As stated previously, I don’t know how their batteries have performed in more recent offerings, but previous models have left a bunch to be desired.
I used my Ryobi day-in and day-out alongside guys who used DeWalt and Makita systems when I was doing architectural sheet metal installation (mostly metal roofing). These guys laughed at my Ryobi impact driver until they saw how well it kept up and heard how little I paid. Then when they learned that mine had about 25-40% more power than theirs (depending on the specific models) and could drive massive screws that theirs couldn’t, they shut up.
I also spent FAR less time swapping batteries than they did. I rarely had to swap more than twice per day, while they had an almost Globetrotters-style routine for passing batteries back and forth between the roof and ground for charging. I really couldn’t be happier with the performance. I bought it to hold me over until I could get a “real” system (Bosch or Milwaukee), but I can’t justify replacing this until it dies and it won’t die.
While we were at Home Depot tonight my wife started playing with the demo impact drivers and drills. She couldn’t seem to get the DeWalt impact driver to take a bit, so I picked it up to show her how. I couldn’t believe that the MUCH more expensive DeWalt still requires two hands (or remarkable dexterity with one) to set a bit. The Ryobi stays open waiting until a bit is inserted and then instantly snaps closed. More expensive, less power, and less convenient. (I don’t care for their feel in my hand, either.) Crazy.
I was told @ HD that the crown stapler uses both Brad and crown … is that true? No where on the box does it say the crown stapler can use Brad nails also … If so that be great.
I don’t know where they’re getting the information from. The fact sheet I have, which came straight from Ryobi, says that the stapler is compatible with 18ga 1/4″ narrow crown staples. There is no mention of brad nails.
I think they might be thinking of the old discontinued stapler that could shoot both staples and brads and wasn’t very good either. The AirStrike stapler is a totally new and different tool. They also make an AirStrike brad Nailer too but they are built just to do either staples or nails they are not interchangeable except for the battery platform.
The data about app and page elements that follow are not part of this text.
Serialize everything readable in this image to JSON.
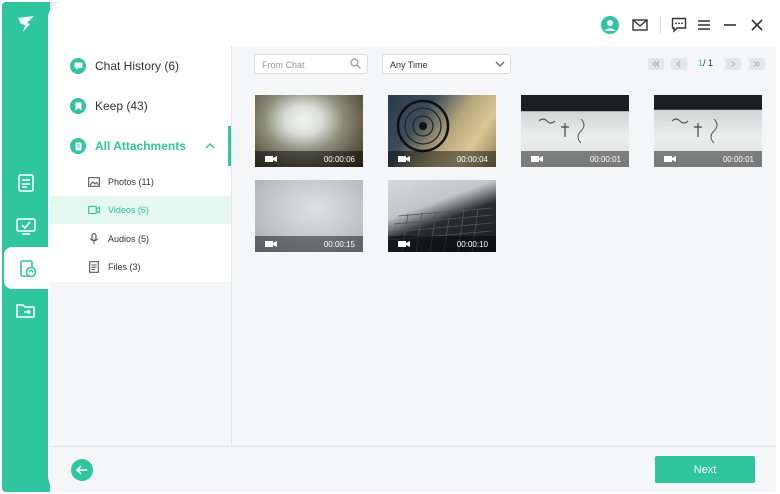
{
  "brand_color": "#2fc59f",
  "sidebar": {
    "main_items": [
      {
        "label": "Chat History (6)",
        "icon": "chat-bubble-icon"
      },
      {
        "label": "Keep (43)",
        "icon": "bookmark-icon"
      },
      {
        "label": "All Attachments",
        "icon": "attachment-icon",
        "expanded": true
      }
    ],
    "sub_items": [
      {
        "label": "Photos (11)",
        "icon": "photo-icon"
      },
      {
        "label": "Videos (6)",
        "icon": "video-icon",
        "selected": true
      },
      {
        "label": "Audios (5)",
        "icon": "microphone-icon"
      },
      {
        "label": "Files (3)",
        "icon": "file-icon"
      }
    ]
  },
  "toolbar": {
    "search_placeholder": "From Chat",
    "time_filter": "Any Time",
    "page_current": "1",
    "page_total": "/ 1"
  },
  "videos": [
    {
      "duration": "00:00:06"
    },
    {
      "duration": "00:00:04"
    },
    {
      "duration": "00:00:01"
    },
    {
      "duration": "00:00:01"
    },
    {
      "duration": "00:00:15"
    },
    {
      "duration": "00:00:10"
    }
  ],
  "footer": {
    "next_label": "Next"
  }
}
Is there a storage case for the airstrike brad/crown nailer/ stapler?
Do you know if this tool can be used to staple asphalt roof shingles? I’m going to need to redo my roof and I’m wondering if I can use this bad boy. Maybe I need to get a special kind of nails?
Most roofing staplers use one inch crown staples. I highly doubt that a narrow crown stapler would have the necessary holding power for an asphalt shingle. The shingles are too soft for such a thin pressure surface. In fact, many municipalities have banned the use of staples, of any type when it comes to roofing materials, and require the use of round head nails.
You might find yourself a used coil roofing nailer (or rent one), if you feel the need for speed when re-roofing your house. But the first thing you should do is check your local building codes to see what is acceptable in the way of fasteners.
Could someone tell me if this tool would be suitable for pinning 1/2″ ply to a subfloor, securely (without the staples loosening over time) and ensuring below-surface fixing (so the indent could be filled)?
You get what you pay for. This stapler has many limitations. It’s heavy, it does not work in cool temperatures below 40 degrees F, and even at room temperature it tends to mis-fire too frequently. The push-rod that fires the staples would not recycle in temps below 40 degrees even after I disassembled and degreased the unit. May be OK for DYI but not for job-site production work. Best to pony up for a Paslode or other contractor grade tool. Best thing about it was HD’s terrific Return Policy. No questions asked!